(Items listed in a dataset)

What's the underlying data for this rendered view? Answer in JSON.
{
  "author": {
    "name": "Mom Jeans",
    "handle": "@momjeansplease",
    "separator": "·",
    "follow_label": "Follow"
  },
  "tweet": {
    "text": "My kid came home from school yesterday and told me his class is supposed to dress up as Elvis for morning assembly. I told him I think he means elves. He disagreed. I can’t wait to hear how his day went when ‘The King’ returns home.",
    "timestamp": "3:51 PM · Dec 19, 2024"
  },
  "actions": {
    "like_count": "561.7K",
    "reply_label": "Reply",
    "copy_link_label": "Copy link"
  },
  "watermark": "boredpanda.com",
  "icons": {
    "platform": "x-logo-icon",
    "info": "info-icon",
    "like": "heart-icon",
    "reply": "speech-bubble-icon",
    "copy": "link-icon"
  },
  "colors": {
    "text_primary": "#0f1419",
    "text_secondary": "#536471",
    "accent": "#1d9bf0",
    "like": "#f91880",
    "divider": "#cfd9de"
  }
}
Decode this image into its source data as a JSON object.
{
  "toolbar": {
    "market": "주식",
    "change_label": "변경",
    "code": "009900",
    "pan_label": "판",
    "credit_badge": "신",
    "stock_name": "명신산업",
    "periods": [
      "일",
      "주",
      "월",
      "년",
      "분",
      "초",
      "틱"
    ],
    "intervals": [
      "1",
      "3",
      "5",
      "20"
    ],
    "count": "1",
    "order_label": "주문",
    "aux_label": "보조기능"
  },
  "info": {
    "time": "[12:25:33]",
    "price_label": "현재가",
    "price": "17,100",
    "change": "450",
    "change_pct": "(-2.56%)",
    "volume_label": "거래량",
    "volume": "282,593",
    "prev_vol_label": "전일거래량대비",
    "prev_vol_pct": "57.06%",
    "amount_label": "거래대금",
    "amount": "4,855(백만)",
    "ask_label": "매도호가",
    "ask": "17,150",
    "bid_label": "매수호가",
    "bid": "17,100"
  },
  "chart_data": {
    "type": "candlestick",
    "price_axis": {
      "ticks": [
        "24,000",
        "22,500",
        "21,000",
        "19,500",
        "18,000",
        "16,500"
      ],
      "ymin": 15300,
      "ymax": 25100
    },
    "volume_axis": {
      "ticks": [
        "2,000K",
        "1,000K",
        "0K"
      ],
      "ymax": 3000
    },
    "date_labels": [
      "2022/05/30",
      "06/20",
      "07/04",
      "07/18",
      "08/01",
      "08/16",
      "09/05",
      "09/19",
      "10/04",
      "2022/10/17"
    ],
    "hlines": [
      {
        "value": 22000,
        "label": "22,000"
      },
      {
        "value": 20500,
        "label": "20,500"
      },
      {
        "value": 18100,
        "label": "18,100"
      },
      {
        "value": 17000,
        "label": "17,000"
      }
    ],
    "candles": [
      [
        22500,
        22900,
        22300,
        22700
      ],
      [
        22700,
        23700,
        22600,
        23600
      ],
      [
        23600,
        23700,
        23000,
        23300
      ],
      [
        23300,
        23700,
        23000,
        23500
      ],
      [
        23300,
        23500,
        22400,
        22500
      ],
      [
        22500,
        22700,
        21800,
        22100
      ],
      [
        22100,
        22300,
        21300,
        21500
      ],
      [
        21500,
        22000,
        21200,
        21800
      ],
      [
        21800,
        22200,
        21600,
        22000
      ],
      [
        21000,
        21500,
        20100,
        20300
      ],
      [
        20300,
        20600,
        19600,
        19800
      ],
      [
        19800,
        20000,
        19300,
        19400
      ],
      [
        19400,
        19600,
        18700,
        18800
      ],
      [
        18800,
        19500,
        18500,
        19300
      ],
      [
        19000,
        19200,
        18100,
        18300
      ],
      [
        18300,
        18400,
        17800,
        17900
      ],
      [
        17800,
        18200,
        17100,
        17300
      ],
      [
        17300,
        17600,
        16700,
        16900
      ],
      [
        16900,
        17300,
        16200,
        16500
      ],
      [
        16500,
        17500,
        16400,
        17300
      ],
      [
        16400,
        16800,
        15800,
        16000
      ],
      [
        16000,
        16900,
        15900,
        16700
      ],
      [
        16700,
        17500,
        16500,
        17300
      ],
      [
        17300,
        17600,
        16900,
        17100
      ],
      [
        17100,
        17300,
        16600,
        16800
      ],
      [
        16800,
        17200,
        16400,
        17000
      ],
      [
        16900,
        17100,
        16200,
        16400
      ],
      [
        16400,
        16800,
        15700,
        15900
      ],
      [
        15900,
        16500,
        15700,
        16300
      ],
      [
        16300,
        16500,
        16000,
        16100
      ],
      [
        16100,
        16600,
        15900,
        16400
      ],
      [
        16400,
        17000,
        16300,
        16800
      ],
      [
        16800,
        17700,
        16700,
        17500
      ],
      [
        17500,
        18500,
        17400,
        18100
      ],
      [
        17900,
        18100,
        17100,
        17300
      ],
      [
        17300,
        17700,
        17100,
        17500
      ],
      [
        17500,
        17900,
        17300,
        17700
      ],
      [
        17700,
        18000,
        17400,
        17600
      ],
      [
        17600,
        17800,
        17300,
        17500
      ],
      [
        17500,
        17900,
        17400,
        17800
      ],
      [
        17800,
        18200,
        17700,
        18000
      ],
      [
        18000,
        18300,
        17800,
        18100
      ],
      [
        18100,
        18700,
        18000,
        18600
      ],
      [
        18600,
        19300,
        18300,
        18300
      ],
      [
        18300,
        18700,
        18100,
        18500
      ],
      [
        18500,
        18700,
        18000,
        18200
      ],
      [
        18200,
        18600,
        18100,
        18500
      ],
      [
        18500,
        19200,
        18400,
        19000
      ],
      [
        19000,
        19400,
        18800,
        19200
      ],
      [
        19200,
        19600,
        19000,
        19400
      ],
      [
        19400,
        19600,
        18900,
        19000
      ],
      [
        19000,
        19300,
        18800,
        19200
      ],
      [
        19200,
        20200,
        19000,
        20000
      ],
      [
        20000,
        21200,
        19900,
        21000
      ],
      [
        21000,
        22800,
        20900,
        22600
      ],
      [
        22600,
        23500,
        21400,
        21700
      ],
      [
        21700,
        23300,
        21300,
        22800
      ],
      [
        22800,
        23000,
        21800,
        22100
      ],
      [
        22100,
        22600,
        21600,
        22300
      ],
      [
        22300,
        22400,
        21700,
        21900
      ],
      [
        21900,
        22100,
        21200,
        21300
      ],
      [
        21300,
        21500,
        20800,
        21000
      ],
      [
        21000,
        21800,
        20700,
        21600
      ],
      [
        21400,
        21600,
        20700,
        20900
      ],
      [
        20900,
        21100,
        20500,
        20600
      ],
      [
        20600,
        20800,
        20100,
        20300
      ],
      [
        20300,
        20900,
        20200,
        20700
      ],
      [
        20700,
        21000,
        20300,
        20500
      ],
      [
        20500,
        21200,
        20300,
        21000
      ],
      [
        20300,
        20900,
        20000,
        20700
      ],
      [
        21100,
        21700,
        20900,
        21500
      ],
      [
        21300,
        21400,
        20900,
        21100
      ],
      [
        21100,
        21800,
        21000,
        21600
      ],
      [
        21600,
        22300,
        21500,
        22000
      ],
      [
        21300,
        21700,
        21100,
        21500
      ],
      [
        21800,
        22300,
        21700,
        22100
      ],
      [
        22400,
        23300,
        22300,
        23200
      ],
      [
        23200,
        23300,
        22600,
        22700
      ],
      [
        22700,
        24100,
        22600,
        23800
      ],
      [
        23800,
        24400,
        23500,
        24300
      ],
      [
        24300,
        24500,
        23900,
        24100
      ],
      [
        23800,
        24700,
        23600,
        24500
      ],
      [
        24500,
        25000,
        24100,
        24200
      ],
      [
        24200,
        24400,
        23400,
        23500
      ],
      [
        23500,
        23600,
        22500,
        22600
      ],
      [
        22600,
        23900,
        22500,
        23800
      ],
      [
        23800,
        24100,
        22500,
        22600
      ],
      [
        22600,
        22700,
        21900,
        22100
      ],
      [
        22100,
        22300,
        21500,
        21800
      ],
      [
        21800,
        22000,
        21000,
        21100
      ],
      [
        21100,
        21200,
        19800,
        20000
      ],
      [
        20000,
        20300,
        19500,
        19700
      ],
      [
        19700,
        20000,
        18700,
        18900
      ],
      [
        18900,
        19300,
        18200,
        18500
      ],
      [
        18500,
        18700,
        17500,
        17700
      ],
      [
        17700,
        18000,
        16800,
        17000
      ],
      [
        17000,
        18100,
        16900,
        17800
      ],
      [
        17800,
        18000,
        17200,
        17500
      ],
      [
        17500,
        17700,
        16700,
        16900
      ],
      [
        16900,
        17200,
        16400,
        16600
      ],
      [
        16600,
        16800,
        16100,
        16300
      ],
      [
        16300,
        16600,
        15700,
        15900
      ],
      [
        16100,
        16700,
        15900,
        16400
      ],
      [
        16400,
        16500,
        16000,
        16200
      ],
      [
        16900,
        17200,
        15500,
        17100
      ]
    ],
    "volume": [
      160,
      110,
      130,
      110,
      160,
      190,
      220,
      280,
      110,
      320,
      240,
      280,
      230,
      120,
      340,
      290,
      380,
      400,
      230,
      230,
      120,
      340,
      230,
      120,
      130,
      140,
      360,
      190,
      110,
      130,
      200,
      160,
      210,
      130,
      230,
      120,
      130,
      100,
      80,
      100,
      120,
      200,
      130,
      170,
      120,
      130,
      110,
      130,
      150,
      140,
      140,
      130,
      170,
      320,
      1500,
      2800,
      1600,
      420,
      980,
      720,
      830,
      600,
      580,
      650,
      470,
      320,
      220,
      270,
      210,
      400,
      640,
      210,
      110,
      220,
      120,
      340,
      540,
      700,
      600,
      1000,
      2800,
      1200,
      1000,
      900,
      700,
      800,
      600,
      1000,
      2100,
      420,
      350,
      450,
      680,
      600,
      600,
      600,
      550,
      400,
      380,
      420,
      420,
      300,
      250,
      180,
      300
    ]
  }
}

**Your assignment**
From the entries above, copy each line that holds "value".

**Response below**
        "value": 22000,
        "value": 20500,
        "value": 18100,
        "value": 17000,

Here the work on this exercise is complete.